Geographical situation

The United States lies in the central part of the North American continent with the Atlantic Ocean to the East, the Pacific to the West, Canada to the North, and Mexico and the Gulf of Mexico to the South.
The country faces the Atlantic Ocean with the deep fiords and rocky promontories of New England; the low sandy strands of New Jersey and Virginia, cut deep into by Delaware and Chesapeake Bays. Nearly parallel with the coast the Appalachian Mountains run from Alabama northeastward into Maine.
Beyond the Appalachian Range opens the Central Valley, drained by the Mississippi River and the Great Lakes. The region of five Great Lakes is in the north-eastern part of the country. The lakes are: Lake Superior, Lake Huron, Lake Michigan, Lake Erie and Lake Ontario. The heart of the United States is a vast plain, broken by the Superior Upland and Black Hills in the north and the Ozark Plateau in the south, which extends from central Canada southwards to Mexico and from the Appalachian

Mountains westwards to the Cordillera. These interior plains, which rise gradually like a saucer to higher land on all sides, are divided into two major parts: the wetter, eastern portion is called the Central Plains and the western portion the Great Plains, both of which have good soil. To the west of the Great Plains is the Cordillera, which accounts for one-third of the United States. This region can be subdivided into various other regions. On its eastern border the Rocky Mountains, a chain of mountains stretching from mountainous Alaska down to Mexico, rise sharply from the Great Plains. These mountains contain many important metals such as lead, uranium and gold. The Western edge of the Cordillera is characterized by a coastal chain of high mountains, among which there are broad fertile valleys. The most important ranges are the Sierra Nevada and the Cascades in the eastern part and the Coastal Ranges along the western coast.
Northeast USA is drained by rivers such as the Genesee, that flow into the St. Lawrence or Great Lakes. The east coast rivers such as the Susquehanna, Hudson, Delaware, Potomac, Roanoake and Savannah flow into the Atlantic Ocean. The central plains are drained by the great Red-Missouri-Mississippi River System as well as the Trinity, Saline, Alabama and Flint Rivers which flow into the Gulf of Mexico.
The Mississippi is one of the world’s great continental rivers.
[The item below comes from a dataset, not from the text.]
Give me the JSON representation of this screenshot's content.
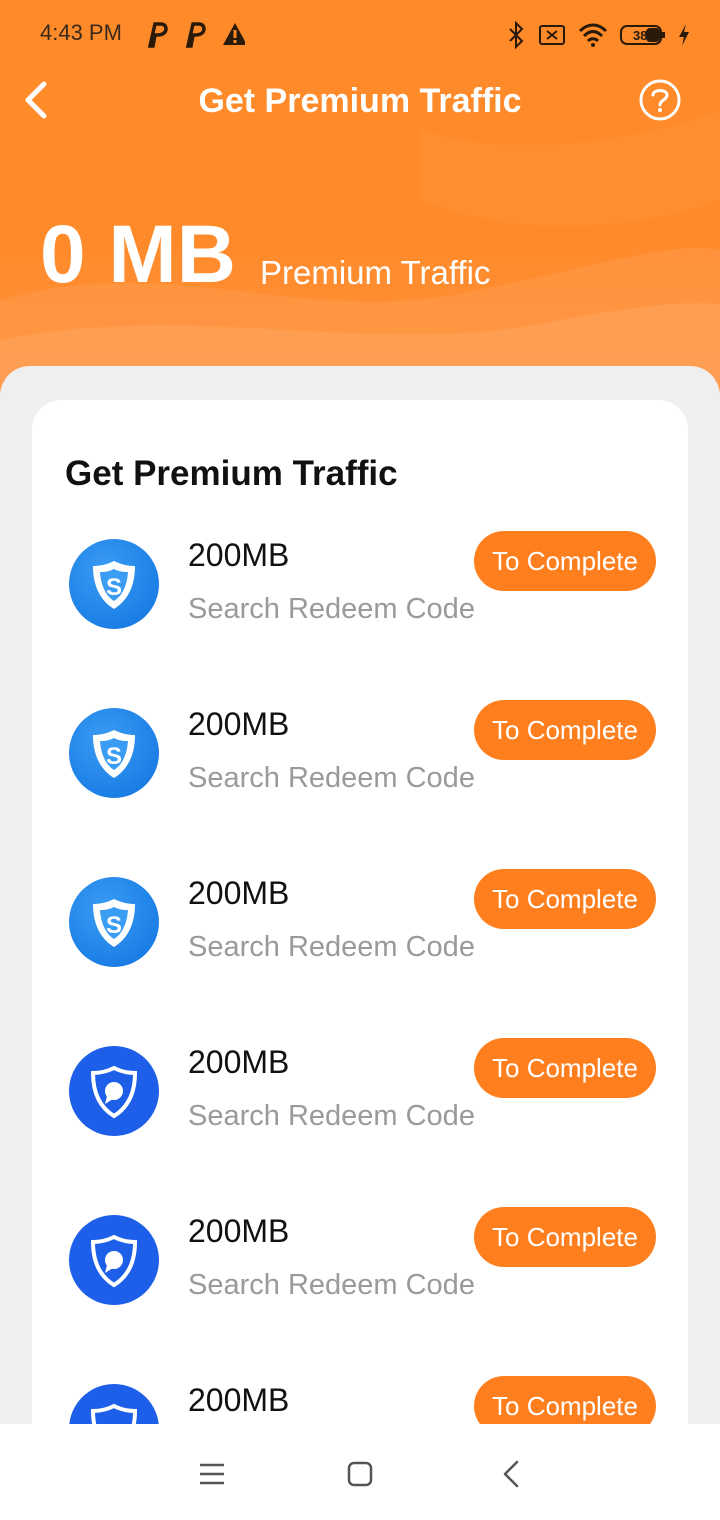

The waters of the Mississippi are gathered from two-thirds of the United States. Together with the Missouri River (its chief western branch), the Mississippi flows some 4,000 miles (6,400 kilometers) from its northern sources in the Rocky Mountains to the Gulf of Mexico. The Mississippi has been called the “father of waters”. The Ohio and Tennessee are the Mississippi’s principal eastern tributaries. The two great rivers of the Pacific side are the Colorado and the Columbia. The Rio Grande is the foremost river of the Southwest. The Yukon is the largest river in Alaska.

ACROSS THE USA
Stretching 4500 kilometers from east to west and 2500 kilometers south, the main land mass of the United States offers almost every variety of climate and physical feature. Including the states of Alaska and Hawaii, the country covers an area of more than nine million square kilometers, Hawaii lying in the Pacific 3,200 kilometers from the mainland, and Alaska 3,170 kilometers (by the Alaskan Highway through Canada) to the northwest.
The U. S. is too large and varied a country to sum up in a short explanation.



Geographical situation